• **Your task**
Write out the whole listing word for word.
***** The records *****
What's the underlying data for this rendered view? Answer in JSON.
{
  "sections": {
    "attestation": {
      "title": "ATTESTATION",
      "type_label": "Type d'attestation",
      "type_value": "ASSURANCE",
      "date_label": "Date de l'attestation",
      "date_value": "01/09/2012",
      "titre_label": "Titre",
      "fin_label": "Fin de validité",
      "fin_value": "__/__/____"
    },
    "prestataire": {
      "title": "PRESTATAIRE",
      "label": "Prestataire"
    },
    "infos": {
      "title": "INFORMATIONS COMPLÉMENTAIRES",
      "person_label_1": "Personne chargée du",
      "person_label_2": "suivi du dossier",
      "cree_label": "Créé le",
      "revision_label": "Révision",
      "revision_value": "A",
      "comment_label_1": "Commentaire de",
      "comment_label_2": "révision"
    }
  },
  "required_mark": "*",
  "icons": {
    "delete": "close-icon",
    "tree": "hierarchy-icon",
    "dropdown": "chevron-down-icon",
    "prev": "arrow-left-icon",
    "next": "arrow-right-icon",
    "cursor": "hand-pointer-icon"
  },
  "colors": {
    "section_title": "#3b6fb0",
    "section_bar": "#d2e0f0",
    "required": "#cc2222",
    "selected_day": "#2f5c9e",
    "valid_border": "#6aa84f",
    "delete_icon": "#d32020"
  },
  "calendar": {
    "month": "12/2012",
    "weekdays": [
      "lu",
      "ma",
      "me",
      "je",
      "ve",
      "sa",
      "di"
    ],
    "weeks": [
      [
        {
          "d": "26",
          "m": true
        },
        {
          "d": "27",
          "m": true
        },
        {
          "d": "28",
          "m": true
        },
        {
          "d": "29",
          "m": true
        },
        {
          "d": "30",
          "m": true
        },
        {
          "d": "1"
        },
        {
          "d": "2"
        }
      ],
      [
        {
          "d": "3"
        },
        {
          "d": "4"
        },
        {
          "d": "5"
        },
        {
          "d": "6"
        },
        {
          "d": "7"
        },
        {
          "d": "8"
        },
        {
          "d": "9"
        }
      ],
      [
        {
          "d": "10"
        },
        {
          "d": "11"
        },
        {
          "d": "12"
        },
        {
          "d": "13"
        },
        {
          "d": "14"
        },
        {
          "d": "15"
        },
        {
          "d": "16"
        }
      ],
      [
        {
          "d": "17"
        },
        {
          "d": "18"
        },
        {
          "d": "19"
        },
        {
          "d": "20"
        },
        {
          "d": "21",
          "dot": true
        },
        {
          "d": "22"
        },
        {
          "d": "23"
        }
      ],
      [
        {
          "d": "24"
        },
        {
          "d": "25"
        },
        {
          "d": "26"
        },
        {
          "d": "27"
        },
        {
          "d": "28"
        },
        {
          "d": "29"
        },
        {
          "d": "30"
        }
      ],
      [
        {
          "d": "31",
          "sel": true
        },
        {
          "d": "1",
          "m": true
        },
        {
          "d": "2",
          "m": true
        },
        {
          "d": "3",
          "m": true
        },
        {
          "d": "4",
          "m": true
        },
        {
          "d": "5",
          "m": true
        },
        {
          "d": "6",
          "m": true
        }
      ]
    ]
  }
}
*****
• **Finished task**
What's the underlying data for this rendered view? Answer in JSON.
{
  "sections": {
    "attestation": {
      "title": "ATTESTATION",
      "type_label": "Type d'attestation",
      "type_value": "ASSURANCE",
      "date_label": "Date de l'attestation",
      "date_value": "01/09/2012",
      "titre_label": "Titre",
      "fin_label": "Fin de validité",
      "fin_value": "__/__/____"
    },
    "prestataire": {
      "title": "PRESTATAIRE",
      "label": "Prestataire"
    },
    "infos": {
      "title": "INFORMATIONS COMPLÉMENTAIRES",
      "person_label_1": "Personne chargée du",
      "person_label_2": "suivi du dossier",
      "cree_label": "Créé le",
      "revision_label": "Révision",
      "revision_value": "A",
      "comment_label_1": "Commentaire de",
      "comment_label_2": "révision"
    }
  },
  "required_mark": "*",
  "icons": {
    "delete": "close-icon",
    "tree": "hierarchy-icon",
    "dropdown": "chevron-down-icon",
    "prev": "arrow-left-icon",
    "next": "arrow-right-icon",
    "cursor": "hand-pointer-icon"
  },
  "colors": {
    "section_title": "#3b6fb0",
    "section_bar": "#d2e0f0",
    "required": "#cc2222",
    "selected_day": "#2f5c9e",
    "valid_border": "#6aa84f",
    "delete_icon": "#d32020"
  },
  "calendar": {
    "month": "12/2012",
    "weekdays": [
      "lu",
      "ma",
      "me",
      "je",
      "ve",
      "sa",
      "di"
    ],
    "weeks": [
      [
        {
          "d": "26",
          "m": true
        },
        {
          "d": "27",
          "m": true
        },
        {
          "d": "28",
          "m": true
        },
        {
          "d": "29",
          "m": true
        },
        {
          "d": "30",
          "m": true
        },
        {
          "d": "1"
        },
        {
          "d": "2"
        }
      ],
      [
        {
          "d": "3"
        },
        {
          "d": "4"
        },
        {
          "d": "5"
        },
        {
          "d": "6"
        },
        {
          "d": "7"
        },
        {
          "d": "8"
        },
        {
          "d": "9"
        }
      ],
      [
        {
          "d": "10"
        },
        {
          "d": "11"
        },
        {
          "d": "12"
        },
        {
          "d": "13"
        },
        {
          "d": "14"
        },
        {
          "d": "15"
        },
        {
          "d": "16"
        }
      ],
      [
        {
          "d": "17"
        },
        {
          "d": "18"
        },
        {
          "d": "19"
        },
        {
          "d": "20"
        },
        {
          "d": "21",
          "dot": true
        },
        {
          "d": "22"
        },
        {
          "d": "23"
        }
      ],
      [
        {
          "d": "24"
        },
        {
          "d": "25"
        },
        {
          "d": "26"
        },
        {
          "d": "27"
        },
        {
          "d": "28"
        },
        {
          "d": "29"
        },
        {
          "d": "30"
        }
      ],
      [
        {
          "d": "31",
          "sel": true
        },
        {
          "d": "1",
          "m": true
        },
        {
          "d": "2",
          "m": true
        },
        {
          "d": "3",
          "m": true
        },
        {
          "d": "4",
          "m": true
        },
        {
          "d": "5",
          "m": true
        },
        {
          "d": "6",
          "m": true
        }
      ]
    ]
  }
}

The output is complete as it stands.